Figuring out how to navigate the confusing world of medical insurance coverage can also be a challenge. “When you’re in school,” Dr. Chirumbolo observes, “you don’t really learn much about billing and coding – at least we didn’t.” However, understanding these topics can have a significant effect on your income:
“You have these exams, and you’re thinking that your exam fee is $140, and every time you see a patient you’re getting $140. Not the case, especially in the world of insurance.”
Dr. Mayo agrees. “You really need to know,” she says, “‘Is this a new patient or a previous patient?

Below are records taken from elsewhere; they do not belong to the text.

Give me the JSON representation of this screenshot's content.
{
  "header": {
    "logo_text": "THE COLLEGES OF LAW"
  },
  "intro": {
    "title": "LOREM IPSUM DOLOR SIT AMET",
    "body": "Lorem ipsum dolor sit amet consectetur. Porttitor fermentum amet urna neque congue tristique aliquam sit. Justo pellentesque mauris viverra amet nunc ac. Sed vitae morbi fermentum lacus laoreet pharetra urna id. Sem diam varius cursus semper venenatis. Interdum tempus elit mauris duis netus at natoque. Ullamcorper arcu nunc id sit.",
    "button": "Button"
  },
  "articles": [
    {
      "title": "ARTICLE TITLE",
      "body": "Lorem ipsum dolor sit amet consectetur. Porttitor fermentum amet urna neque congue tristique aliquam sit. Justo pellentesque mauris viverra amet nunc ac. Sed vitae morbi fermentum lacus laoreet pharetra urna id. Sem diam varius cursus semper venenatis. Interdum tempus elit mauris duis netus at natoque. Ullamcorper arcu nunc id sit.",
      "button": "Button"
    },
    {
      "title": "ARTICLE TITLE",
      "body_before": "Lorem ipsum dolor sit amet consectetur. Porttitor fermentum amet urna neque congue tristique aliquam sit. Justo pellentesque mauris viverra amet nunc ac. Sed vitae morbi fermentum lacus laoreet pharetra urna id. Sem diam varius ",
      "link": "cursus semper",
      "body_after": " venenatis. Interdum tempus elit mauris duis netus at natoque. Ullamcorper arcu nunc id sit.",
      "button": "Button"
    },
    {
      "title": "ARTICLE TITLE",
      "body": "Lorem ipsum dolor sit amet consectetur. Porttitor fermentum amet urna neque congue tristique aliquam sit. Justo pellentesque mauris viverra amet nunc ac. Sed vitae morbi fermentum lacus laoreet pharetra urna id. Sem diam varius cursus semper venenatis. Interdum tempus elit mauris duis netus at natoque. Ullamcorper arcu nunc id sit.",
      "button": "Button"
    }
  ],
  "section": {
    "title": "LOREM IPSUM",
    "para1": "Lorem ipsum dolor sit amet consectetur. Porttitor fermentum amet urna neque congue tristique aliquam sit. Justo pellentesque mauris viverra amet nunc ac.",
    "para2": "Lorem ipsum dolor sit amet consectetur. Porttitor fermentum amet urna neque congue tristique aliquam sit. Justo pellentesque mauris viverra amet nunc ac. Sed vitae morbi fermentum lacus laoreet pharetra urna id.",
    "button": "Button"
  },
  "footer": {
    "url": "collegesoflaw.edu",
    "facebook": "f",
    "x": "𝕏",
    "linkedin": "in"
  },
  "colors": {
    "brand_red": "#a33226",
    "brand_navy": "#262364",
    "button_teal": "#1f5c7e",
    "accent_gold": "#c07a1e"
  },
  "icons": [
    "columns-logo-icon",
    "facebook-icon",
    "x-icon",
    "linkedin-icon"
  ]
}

Did you do a refraction?’ Make sure that you are coding appropriately and you know what tests you can do within the same day and still be able to get paid.” Dr. Fulmer adds that it’s important to learn from the people who do the billing, and to understand the EOB (Explanation of Benefits) forms you’re given – if you can start to understand those, you’ll be in a better position.

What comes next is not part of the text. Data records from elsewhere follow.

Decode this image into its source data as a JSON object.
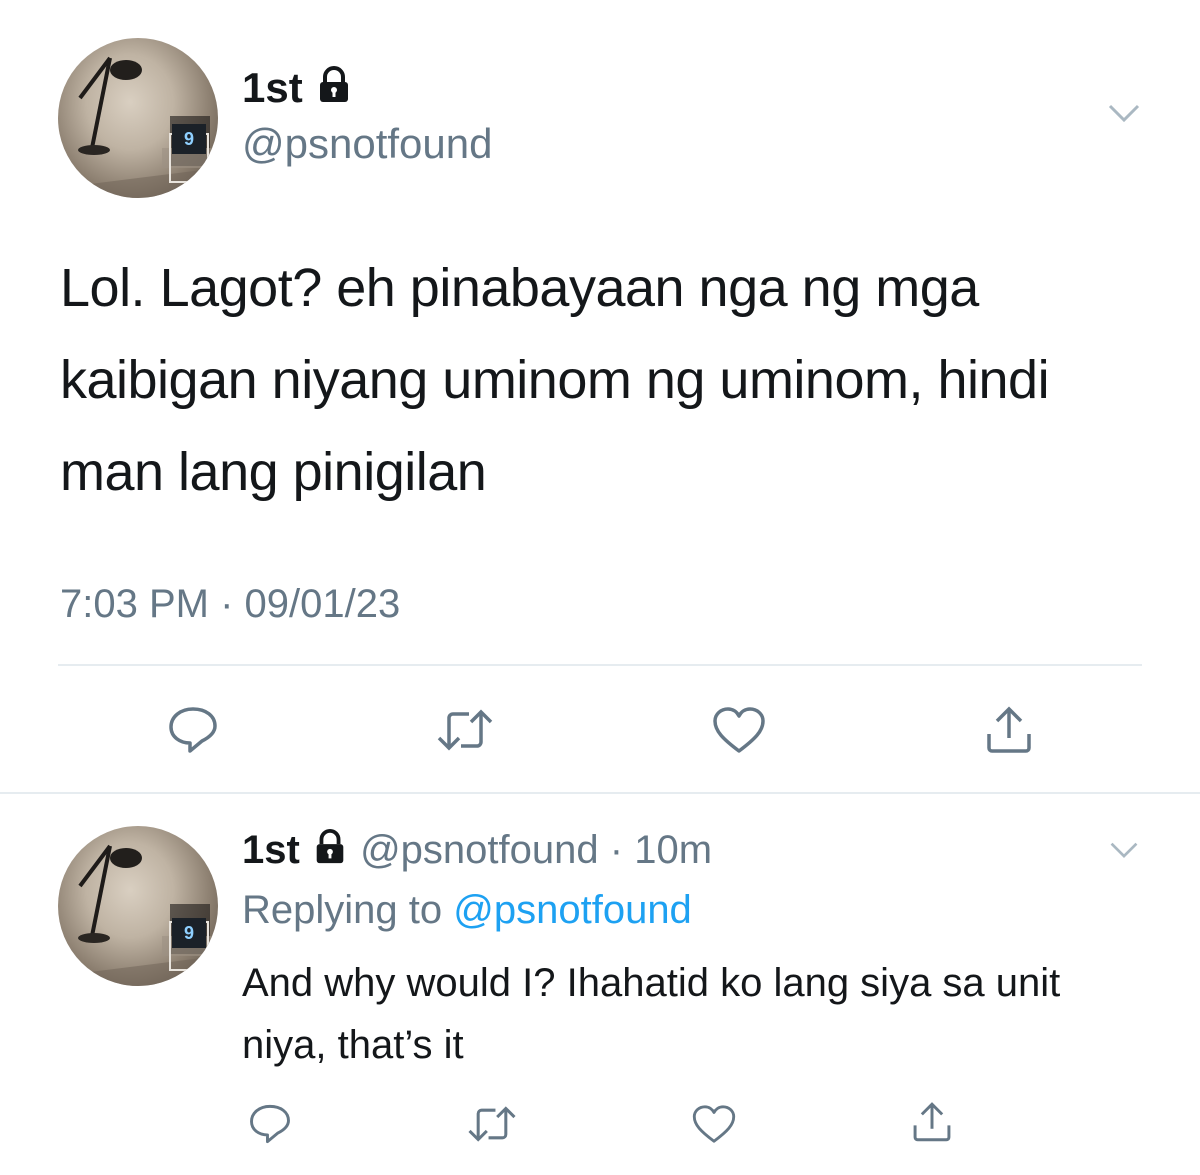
{
  "main_tweet": {
    "display_name": "1st",
    "handle": "@psnotfound",
    "text": "Lol. Lagot? eh pinabayaan nga ng mga kaibigan niyang uminom ng uminom, hindi man lang pinigilan",
    "timestamp": "7:03 PM · 09/01/23",
    "avatar_badge": "9",
    "icons": [
      "lock-icon",
      "chevron-down-icon",
      "reply-icon",
      "retweet-icon",
      "like-icon",
      "share-icon"
    ]
  },
  "reply_tweet": {
    "display_name": "1st",
    "handle": "@psnotfound",
    "separator": "·",
    "time_ago": "10m",
    "replying_to_label": "Replying to",
    "replying_to_handle": "@psnotfound",
    "text": "And why would I? Ihahatid ko lang siya sa unit niya, that’s it",
    "avatar_badge": "9",
    "icons": [
      "lock-icon",
      "chevron-down-icon",
      "reply-icon",
      "retweet-icon",
      "like-icon",
      "share-icon"
    ]
  },
  "colors": {
    "text": "#14171a",
    "secondary": "#657786",
    "link": "#1da1f2",
    "divider": "#e6ecf0"
  }
}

Read the guide to billing and coding in optometry.
As you build your career, it’s important to stay connected with the wider world of optometry. You can do so in a variety of ways. Dr. Goldberg, who is currently a young advocate for the NYSOA, recommends staying connected to your local optometry organization. Dr. Mayo agrees, and adds: “I make a point every month to meet with some OD friends in my community.” Going to conventions and conferences (such as Vision Expos East & West) is also a good way to stay connected.

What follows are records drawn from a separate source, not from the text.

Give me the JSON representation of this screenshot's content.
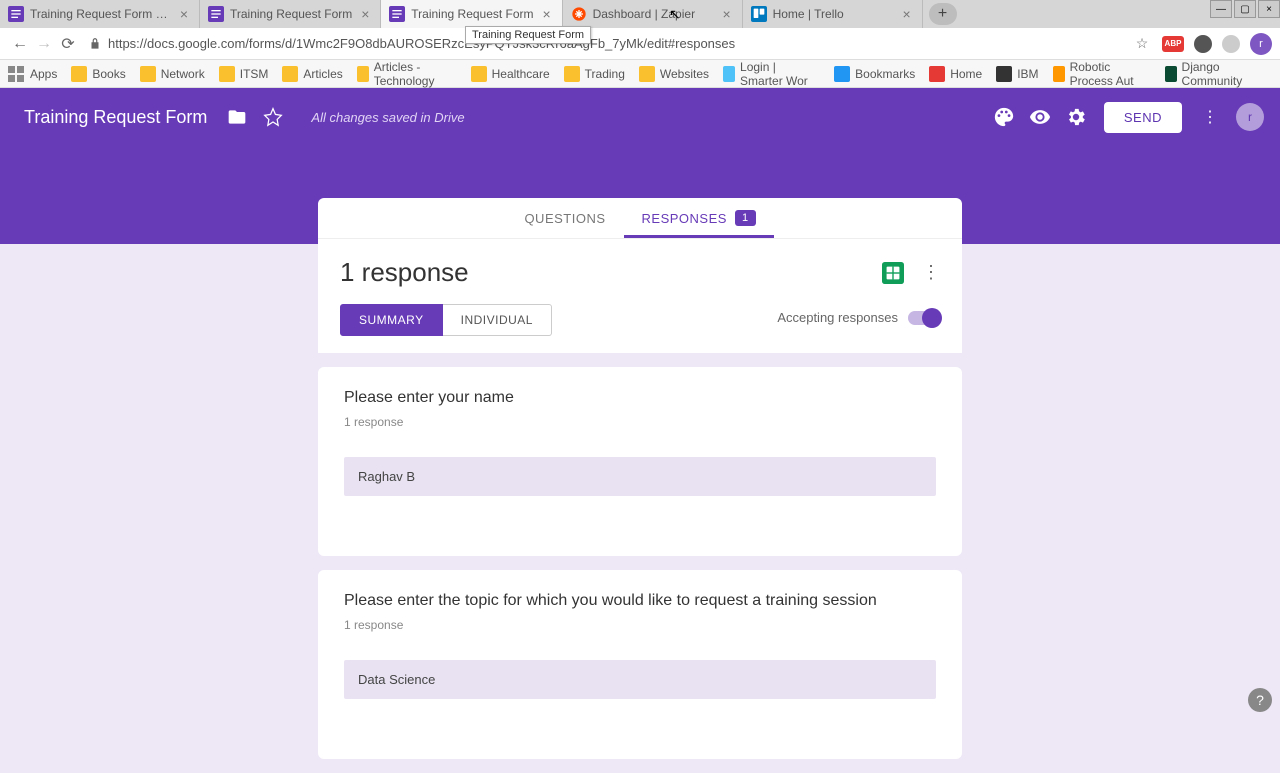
{
  "browser": {
    "tabs": [
      {
        "title": "Training Request Form - Google",
        "icon": "forms"
      },
      {
        "title": "Training Request Form",
        "icon": "forms"
      },
      {
        "title": "Training Request Form",
        "icon": "forms",
        "active": true
      },
      {
        "title": "Dashboard | Zapier",
        "icon": "zapier"
      },
      {
        "title": "Home | Trello",
        "icon": "trello"
      }
    ],
    "url": "https://docs.google.com/forms/d/1Wmc2F9O8dbAUROSERzcEsyPQTJsk3cRr6aAgFb_7yMk/edit#responses",
    "tooltip": "Training Request Form",
    "bookmarks": [
      {
        "label": "Apps"
      },
      {
        "label": "Books"
      },
      {
        "label": "Network"
      },
      {
        "label": "ITSM"
      },
      {
        "label": "Articles"
      },
      {
        "label": "Articles - Technology"
      },
      {
        "label": "Healthcare"
      },
      {
        "label": "Trading"
      },
      {
        "label": "Websites"
      },
      {
        "label": "Login | Smarter Wor"
      },
      {
        "label": "Bookmarks"
      },
      {
        "label": "Home"
      },
      {
        "label": "IBM"
      },
      {
        "label": "Robotic Process Aut"
      },
      {
        "label": "Django Community"
      }
    ],
    "extensions": {
      "abp": "ABP"
    }
  },
  "header": {
    "title": "Training Request Form",
    "save_status": "All changes saved in Drive",
    "send_label": "SEND",
    "avatar_letter": "r"
  },
  "tabs": {
    "questions": "QUESTIONS",
    "responses": "RESPONSES",
    "badge": "1"
  },
  "responses": {
    "count_label": "1 response",
    "summary": "SUMMARY",
    "individual": "INDIVIDUAL",
    "accepting_label": "Accepting responses"
  },
  "questions": [
    {
      "title": "Please enter your name",
      "count": "1 response",
      "answer": "Raghav B"
    },
    {
      "title": "Please enter the topic for which you would like to request a training session",
      "count": "1 response",
      "answer": "Data Science"
    }
  ]
}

In interacting with staff, Dr. Fulmer says that it’s important to be friendly and warm, but also respectful and professional. “The absolute biggest thing is that you’ve got to go in with respect for the staff, because they have been there, they know the practice, they’ve got a lot to teach you if you’ll listen. You can still be that boss without being a dictator or being disrespectful to them.” Dr. Mayo agrees that respect on both sides is important. This has been a particular challenge for her given that everyone on her staff is at least twenty years older than her. “Instill that you are the employer,” she says, “you make the calls. You make the executive decisions.” You need to be confident in your decisions, she says, and make sure you have a standard “template” for how to respond to different employee situations.
Over the course of an in-depth discussion, the panel dealt with these topics and others, with each panelist drawing upon their own experiences to point out a range of challenges that confronted them as new optometry graduates.
Watch more on top tips and challenges for optometry students.